The following morning students were called in for questioning. Chief Wildlife Mangers reported that one rat was missing from his cage.
Forensic Team Responsibilities
Chief of Forensics
In charge of entire investigation. Responsible in proper handling of evidence and forensic laboratory examinations. Ultimately responsible for the accuracy of the final Forensic Report.
Primary responsibility is to prepare a written Forensic Report after reviewing the evidence, preliminary police report, and collaborating with other Forensic Team members.
Responsible for obtaining the evidence from the scene, making sure it is handled properly. In addition, the Evidence Recorder will prepare the evidence for viewing with a compound light microscope. All evidence must be properly observed and diagramed/logged onto a Forensic Laboratory Evidence Sheet.
This person will photograph the scene and evidence. Thorough documentation includes a full sketch of the crime scene as well as an additional 4 sketches of pertinent evidence. In addition to sketches, the photographer will utilize a Quicktake camera to photograph and digitize the scene.
Forensic Report Guide
In your forensic report you will outline the evidence you collected and present a report to the Chief of Police (the teacher). The Investigative Reporters primary responsibility is for the processing and submittal of this report. Be sure to follow proper reporting format.
Your report should be set up as follows:
Investigation of incident at
Florin High School
7956 Cottonwood Lane
Sacramento CA 95828
*Create your own Investigative Company Name and Logo*
Chief of Forensics
What did you see at the scene...facts, where, when....JUST THE FACTS!
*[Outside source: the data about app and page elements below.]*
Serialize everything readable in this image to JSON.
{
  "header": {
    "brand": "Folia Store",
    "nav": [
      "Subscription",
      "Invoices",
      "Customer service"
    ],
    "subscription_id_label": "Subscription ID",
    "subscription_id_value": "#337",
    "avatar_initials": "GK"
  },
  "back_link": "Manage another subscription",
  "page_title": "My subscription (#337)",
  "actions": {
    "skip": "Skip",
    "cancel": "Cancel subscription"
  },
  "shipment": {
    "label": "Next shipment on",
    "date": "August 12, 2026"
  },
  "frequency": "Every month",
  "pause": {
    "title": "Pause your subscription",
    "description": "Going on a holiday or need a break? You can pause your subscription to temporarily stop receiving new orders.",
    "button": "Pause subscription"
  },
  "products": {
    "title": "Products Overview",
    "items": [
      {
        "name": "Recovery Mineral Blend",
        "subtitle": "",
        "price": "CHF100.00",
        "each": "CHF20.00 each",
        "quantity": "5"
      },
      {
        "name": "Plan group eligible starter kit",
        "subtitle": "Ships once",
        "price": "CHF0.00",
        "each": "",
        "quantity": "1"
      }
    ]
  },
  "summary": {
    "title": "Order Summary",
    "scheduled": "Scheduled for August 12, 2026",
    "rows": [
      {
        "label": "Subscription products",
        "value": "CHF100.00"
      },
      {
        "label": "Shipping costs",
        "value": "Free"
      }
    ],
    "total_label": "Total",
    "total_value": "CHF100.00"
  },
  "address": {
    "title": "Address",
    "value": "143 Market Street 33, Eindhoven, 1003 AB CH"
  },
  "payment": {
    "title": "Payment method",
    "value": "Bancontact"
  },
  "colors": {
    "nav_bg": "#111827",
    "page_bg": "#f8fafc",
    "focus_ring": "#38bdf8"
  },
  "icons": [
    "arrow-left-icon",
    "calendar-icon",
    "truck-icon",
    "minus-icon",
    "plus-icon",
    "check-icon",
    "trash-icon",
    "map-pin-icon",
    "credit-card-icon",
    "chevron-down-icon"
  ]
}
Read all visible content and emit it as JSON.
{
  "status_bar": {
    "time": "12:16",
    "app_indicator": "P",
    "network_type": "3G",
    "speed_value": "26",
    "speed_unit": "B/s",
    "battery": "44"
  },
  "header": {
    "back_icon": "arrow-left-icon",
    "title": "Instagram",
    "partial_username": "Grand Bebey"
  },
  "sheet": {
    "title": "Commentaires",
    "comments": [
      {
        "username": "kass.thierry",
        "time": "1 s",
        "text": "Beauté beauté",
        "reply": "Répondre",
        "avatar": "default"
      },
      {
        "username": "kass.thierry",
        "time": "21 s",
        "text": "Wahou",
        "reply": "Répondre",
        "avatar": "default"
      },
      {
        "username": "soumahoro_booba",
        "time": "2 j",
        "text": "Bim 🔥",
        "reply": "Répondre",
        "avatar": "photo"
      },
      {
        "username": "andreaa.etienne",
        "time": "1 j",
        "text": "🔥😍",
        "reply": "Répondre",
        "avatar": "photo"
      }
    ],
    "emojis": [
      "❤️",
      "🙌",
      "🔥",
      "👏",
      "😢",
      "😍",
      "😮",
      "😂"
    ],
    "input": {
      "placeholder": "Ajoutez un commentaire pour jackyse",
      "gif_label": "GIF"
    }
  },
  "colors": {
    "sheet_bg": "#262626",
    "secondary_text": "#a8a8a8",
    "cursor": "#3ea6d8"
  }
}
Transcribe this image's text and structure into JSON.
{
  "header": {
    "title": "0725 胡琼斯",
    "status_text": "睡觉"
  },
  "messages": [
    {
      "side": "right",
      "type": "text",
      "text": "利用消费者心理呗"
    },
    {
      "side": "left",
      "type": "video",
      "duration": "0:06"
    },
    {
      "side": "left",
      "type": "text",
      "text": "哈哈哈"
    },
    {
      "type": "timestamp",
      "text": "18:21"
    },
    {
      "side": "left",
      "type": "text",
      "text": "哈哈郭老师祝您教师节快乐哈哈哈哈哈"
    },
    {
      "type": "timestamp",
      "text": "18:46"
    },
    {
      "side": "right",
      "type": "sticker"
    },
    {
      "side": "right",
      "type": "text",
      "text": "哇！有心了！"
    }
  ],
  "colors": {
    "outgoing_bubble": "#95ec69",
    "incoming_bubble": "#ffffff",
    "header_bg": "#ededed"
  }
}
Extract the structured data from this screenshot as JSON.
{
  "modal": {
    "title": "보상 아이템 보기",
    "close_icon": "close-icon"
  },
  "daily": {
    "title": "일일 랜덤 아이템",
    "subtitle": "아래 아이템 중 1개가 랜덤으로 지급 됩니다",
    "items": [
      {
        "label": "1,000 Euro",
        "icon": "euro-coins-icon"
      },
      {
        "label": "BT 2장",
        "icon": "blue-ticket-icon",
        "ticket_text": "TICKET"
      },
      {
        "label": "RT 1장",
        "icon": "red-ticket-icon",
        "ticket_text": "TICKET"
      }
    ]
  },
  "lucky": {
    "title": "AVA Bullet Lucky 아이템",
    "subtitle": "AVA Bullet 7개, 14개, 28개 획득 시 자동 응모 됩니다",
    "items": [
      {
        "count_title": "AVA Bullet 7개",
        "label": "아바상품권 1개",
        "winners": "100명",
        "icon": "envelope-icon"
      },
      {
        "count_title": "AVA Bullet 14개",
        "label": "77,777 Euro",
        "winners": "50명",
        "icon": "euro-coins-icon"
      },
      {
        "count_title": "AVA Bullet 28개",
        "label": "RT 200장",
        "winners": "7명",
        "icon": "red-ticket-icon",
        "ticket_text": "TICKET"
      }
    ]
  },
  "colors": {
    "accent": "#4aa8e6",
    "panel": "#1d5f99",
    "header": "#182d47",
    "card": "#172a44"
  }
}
What happened? (Educated Guess). Based on your teams analysis of the evidence---> What conclusions are you able to reach? Why? Is there a motive?
Support your hypothesis (what PROOF do you have) include ALL of your evidence in this section of your report.
What evidence did you discover?
What does the evidence show/prove? What conclusion(s) can be made about what actually occurred?
Use the evidence to support your conclusion(s).
Ex. The evidence leads us to conclude that .....
Ex. It appears that....
Design Your Own Letterhead with your:
company logo, name, address, and phone number.
Mr. Anton van Leeuwenhoek
100 Microscope Ave.
Cell City, Calif. 95828
Dear Mr. van Leeuwenhoek,
- The history of microscopes (discuss the contributions of at least one other scientist-example: Robert Hooke)-You may use a variety of resources including the Internet!
- What the word "microscope" means.
- How your microscope is similar to and different from those in the past.
- Discuss how to properly use your compound light microscope and make a wet-mount slide.
- Discuss 4 types of microscopes and what they are used for. Explain which ones kill the specimen & the magnification of each.
- Explain what objects you have seen under the microscope and why you think the microscope is a great invention.
- Explain how the microscope can be useful to you both now and in your future.
- Inform van Leeuwenhoek of the impact he had on science and thank him for his contributions.
- your own drawing (label the parts). Also include the powers of each objective as well as the total power of magnification for our classroom microscopes.
Albert Einstein (YOUR NAME)
(put your company title under your name)
What do you like best about this paper?
Areas of Focus (What needs improvement? -- List some concerns):
Microscope Assessment Teacher Evaluation
This Final Copy Belongs to: